Genesis: Beginning and Blessing. PtW. Crossway, 2004.
I worked through Genesis while using this commentary in parallel and benefitted much from it. It is apparent that Kent Hughes did much exegetical background work and has considered many different commentaries and scholars to lay a solid groundwork for his own exposition. Since this is a preaching commentary, he (in most cases) „only“ brings his results to display. This is not meant as a downside, since you never have the feeling, that he passes over something that would have been important for the general reader and also gives reference to further study material in his footnotes. For more detailed lexical discussion or comparison of different exegetical options, one can consult a more detailed and technical work (I myself used Kenneth Mathews 2-volume NAC commentary). The chapters often contain precious observations, helpful quotes and in most cases Hughes gets to issues of practical Christian living. Only few chapters seemed to be a little lengthy, where it felt to be just a kind of retelling the story.
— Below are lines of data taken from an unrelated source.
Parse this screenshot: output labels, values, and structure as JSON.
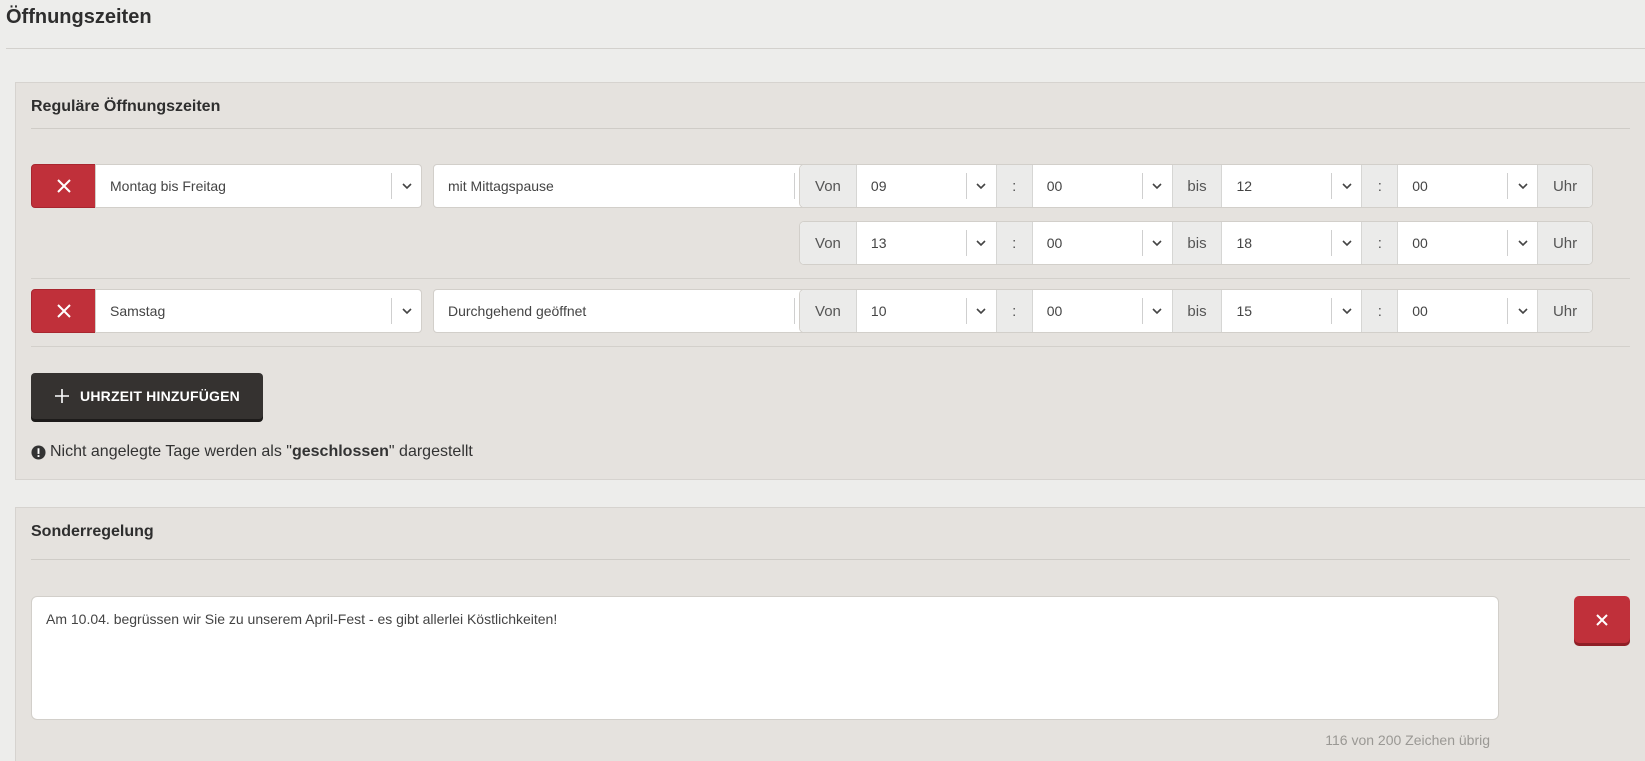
{
  "page": {
    "title": "Öffnungszeiten"
  },
  "regular": {
    "heading": "Reguläre Öffnungszeiten",
    "rows": [
      {
        "day": "Montag bis Freitag",
        "mode": "mit Mittagspause",
        "slots": [
          {
            "von_label": "Von",
            "from_h": "09",
            "colon": ":",
            "from_m": "00",
            "bis_label": "bis",
            "to_h": "12",
            "to_m": "00",
            "uhr_label": "Uhr"
          },
          {
            "von_label": "Von",
            "from_h": "13",
            "colon": ":",
            "from_m": "00",
            "bis_label": "bis",
            "to_h": "18",
            "to_m": "00",
            "uhr_label": "Uhr"
          }
        ]
      },
      {
        "day": "Samstag",
        "mode": "Durchgehend geöffnet",
        "slots": [
          {
            "von_label": "Von",
            "from_h": "10",
            "colon": ":",
            "from_m": "00",
            "bis_label": "bis",
            "to_h": "15",
            "to_m": "00",
            "uhr_label": "Uhr"
          }
        ]
      }
    ],
    "add_button_label": "UHRZEIT HINZUFÜGEN",
    "notice": {
      "before": "Nicht angelegte Tage werden als \"",
      "bold": "geschlossen",
      "after": "\" dargestellt"
    }
  },
  "special": {
    "heading": "Sonderregelung",
    "text": "Am 10.04. begrüssen wir Sie zu unserem April-Fest - es gibt allerlei Köstlichkeiten!",
    "counter": "116 von 200 Zeichen übrig"
  },
  "icons": {
    "delete": "close-icon",
    "dropdown": "chevron-down-icon",
    "add": "plus-icon",
    "notice": "exclamation-circle-icon"
  },
  "colors": {
    "danger": "#c0303a",
    "dark_button": "#353230",
    "panel_bg": "#e5e2de",
    "page_bg": "#ededeb"
  }
}
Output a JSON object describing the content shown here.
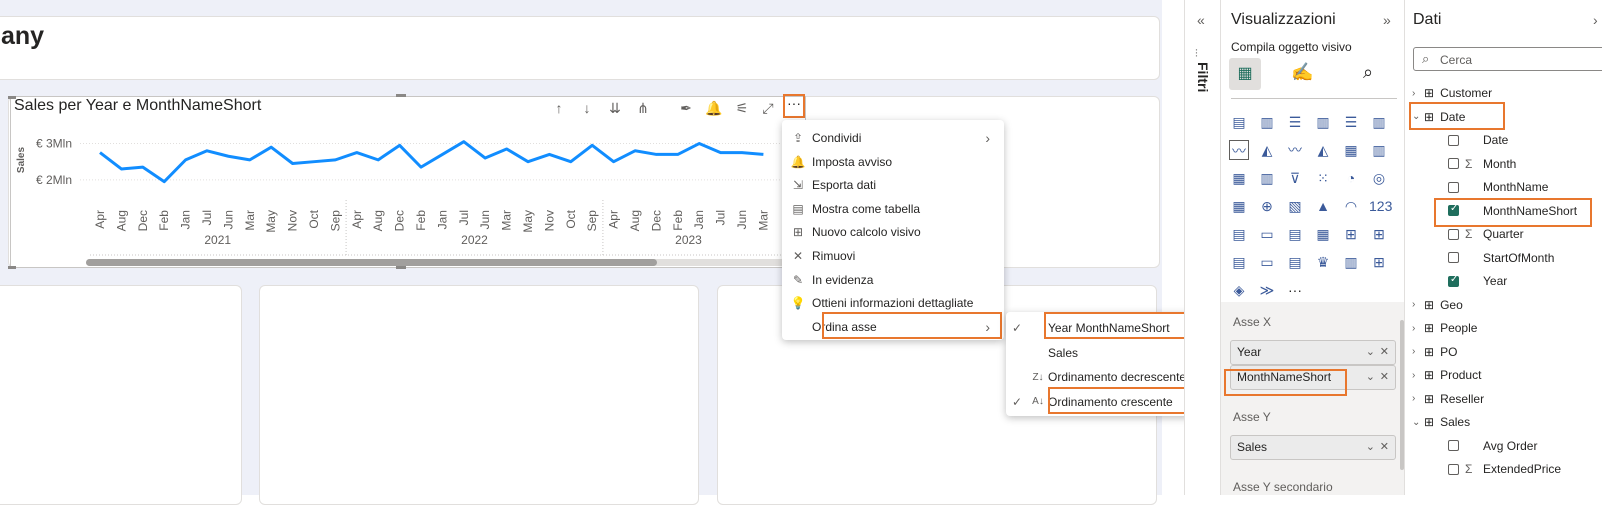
{
  "report": {
    "page_title": "any",
    "visual_title": "Sales per Year e MonthNameShort"
  },
  "visual_header": {
    "more_label": "···"
  },
  "chart_data": {
    "type": "line",
    "title": "Sales per Year e MonthNameShort",
    "ylabel": "Sales",
    "ytick_labels": [
      "€ 3Mln",
      "€ 2Mln"
    ],
    "yticks": [
      3000000,
      2000000
    ],
    "ylim": [
      1500000,
      3400000
    ],
    "x": [
      "Apr",
      "Aug",
      "Dec",
      "Feb",
      "Jan",
      "Jul",
      "Jun",
      "Mar",
      "May",
      "Nov",
      "Oct",
      "Sep",
      "Apr",
      "Aug",
      "Dec",
      "Feb",
      "Jan",
      "Jul",
      "Jun",
      "Mar",
      "May",
      "Nov",
      "Oct",
      "Sep",
      "Apr",
      "Aug",
      "Dec",
      "Feb",
      "Jan",
      "Jul",
      "Jun",
      "Mar"
    ],
    "x_groups": [
      {
        "label": "2021",
        "count": 12
      },
      {
        "label": "2022",
        "count": 12
      },
      {
        "label": "2023",
        "count": 8
      }
    ],
    "series": [
      {
        "values": [
          2750000,
          2300000,
          2350000,
          1950000,
          2550000,
          2800000,
          2650000,
          2550000,
          2900000,
          2450000,
          2500000,
          2550000,
          2750000,
          2550000,
          2950000,
          2350000,
          2700000,
          3050000,
          2600000,
          2850000,
          2500000,
          2700000,
          2500000,
          2950000,
          2500000,
          2800000,
          2700000,
          2700000,
          3000000,
          2750000,
          2750000,
          2700000
        ],
        "color": "#118dff"
      }
    ]
  },
  "context_menu": {
    "items": [
      {
        "icon": "share-icon",
        "glyph": "⇪",
        "label": "Condividi",
        "arrow": true
      },
      {
        "icon": "bell-icon",
        "glyph": "🔔",
        "label": "Imposta avviso",
        "arrow": false
      },
      {
        "icon": "export-icon",
        "glyph": "⇲",
        "label": "Esporta dati",
        "arrow": false
      },
      {
        "icon": "table-icon",
        "glyph": "▤",
        "label": "Mostra come tabella",
        "arrow": false
      },
      {
        "icon": "calc-icon",
        "glyph": "⊞",
        "label": "Nuovo calcolo visivo",
        "arrow": false
      },
      {
        "icon": "close-icon",
        "glyph": "✕",
        "label": "Rimuovi",
        "arrow": false
      },
      {
        "icon": "spotlight-icon",
        "glyph": "✎",
        "label": "In evidenza",
        "arrow": false
      },
      {
        "icon": "lightbulb-icon",
        "glyph": "💡",
        "label": "Ottieni informazioni dettagliate",
        "arrow": false
      },
      {
        "icon": "",
        "glyph": "",
        "label": "Ordina asse",
        "arrow": true
      }
    ]
  },
  "sort_submenu": {
    "items": [
      {
        "check": "✓",
        "icon": "",
        "label": "Year MonthNameShort"
      },
      {
        "check": "",
        "icon": "",
        "label": "Sales"
      },
      {
        "check": "",
        "icon": "Z↓",
        "label": "Ordinamento decrescente"
      },
      {
        "check": "✓",
        "icon": "A↓",
        "label": "Ordinamento crescente"
      }
    ]
  },
  "filters_pane": {
    "label": "Filtri",
    "collapse": "«"
  },
  "viz_pane": {
    "title": "Visualizzazioni",
    "expand": "»",
    "subtitle": "Compila oggetto visivo",
    "more_label": "···",
    "icons": [
      "▤",
      "▥",
      "☰",
      "▥",
      "☰",
      "▥",
      "〰",
      "◭",
      "〰",
      "◭",
      "▦",
      "▥",
      "▦",
      "▥",
      "⊽",
      "⁙",
      "◔",
      "◎",
      "▦",
      "⊕",
      "▧",
      "▲",
      "◠",
      "123",
      "▤",
      "▭",
      "▤",
      "▦",
      "⊞",
      "⊞",
      "▤",
      "▭",
      "▤",
      "♛",
      "▥",
      "⊞",
      "◈",
      "≫"
    ],
    "wells": [
      {
        "label": "Asse X",
        "fields": [
          "Year",
          "MonthNameShort"
        ]
      },
      {
        "label": "Asse Y",
        "fields": [
          "Sales"
        ]
      },
      {
        "label": "Asse Y secondario",
        "fields": []
      }
    ]
  },
  "data_pane": {
    "title": "Dati",
    "search_placeholder": "Cerca",
    "tree": [
      {
        "type": "table",
        "label": "Customer",
        "expanded": false,
        "level": 0
      },
      {
        "type": "table",
        "label": "Date",
        "expanded": true,
        "level": 0
      },
      {
        "type": "field",
        "label": "Date",
        "checked": false,
        "sigma": false
      },
      {
        "type": "field",
        "label": "Month",
        "checked": false,
        "sigma": true
      },
      {
        "type": "field",
        "label": "MonthName",
        "checked": false,
        "sigma": false
      },
      {
        "type": "field",
        "label": "MonthNameShort",
        "checked": true,
        "sigma": false
      },
      {
        "type": "field",
        "label": "Quarter",
        "checked": false,
        "sigma": true
      },
      {
        "type": "field",
        "label": "StartOfMonth",
        "checked": false,
        "sigma": false
      },
      {
        "type": "field",
        "label": "Year",
        "checked": true,
        "sigma": false
      },
      {
        "type": "table",
        "label": "Geo",
        "expanded": false,
        "level": 0
      },
      {
        "type": "table",
        "label": "People",
        "expanded": false,
        "level": 0
      },
      {
        "type": "table",
        "label": "PO",
        "expanded": false,
        "level": 0
      },
      {
        "type": "table",
        "label": "Product",
        "expanded": false,
        "level": 0
      },
      {
        "type": "table",
        "label": "Reseller",
        "expanded": false,
        "level": 0
      },
      {
        "type": "table",
        "label": "Sales",
        "expanded": true,
        "level": 0
      },
      {
        "type": "field",
        "label": "Avg Order",
        "checked": false,
        "sigma": false
      },
      {
        "type": "field",
        "label": "ExtendedPrice",
        "checked": false,
        "sigma": true
      }
    ]
  },
  "colors": {
    "highlight": "#e8772e",
    "series": "#118dff",
    "check": "#1f6e5d"
  }
}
Overall then, this commentary is accessible to every Christian and helps to get a solid grasp of Genesis – both in theological aspects (redemptive history), as well as for the implications and requirements for practical living. A minor downside to the complete Preaching the Word series is, that you always have to flip back and forth if you want to consult the footnotes. But that's something you can cope with.
1 & 2 Peter and Jude: Sharing Christ's Sufferings. PtW. Crossway, 2008.
This commentary really helps to capture the flow of thought in the first letter of Peter!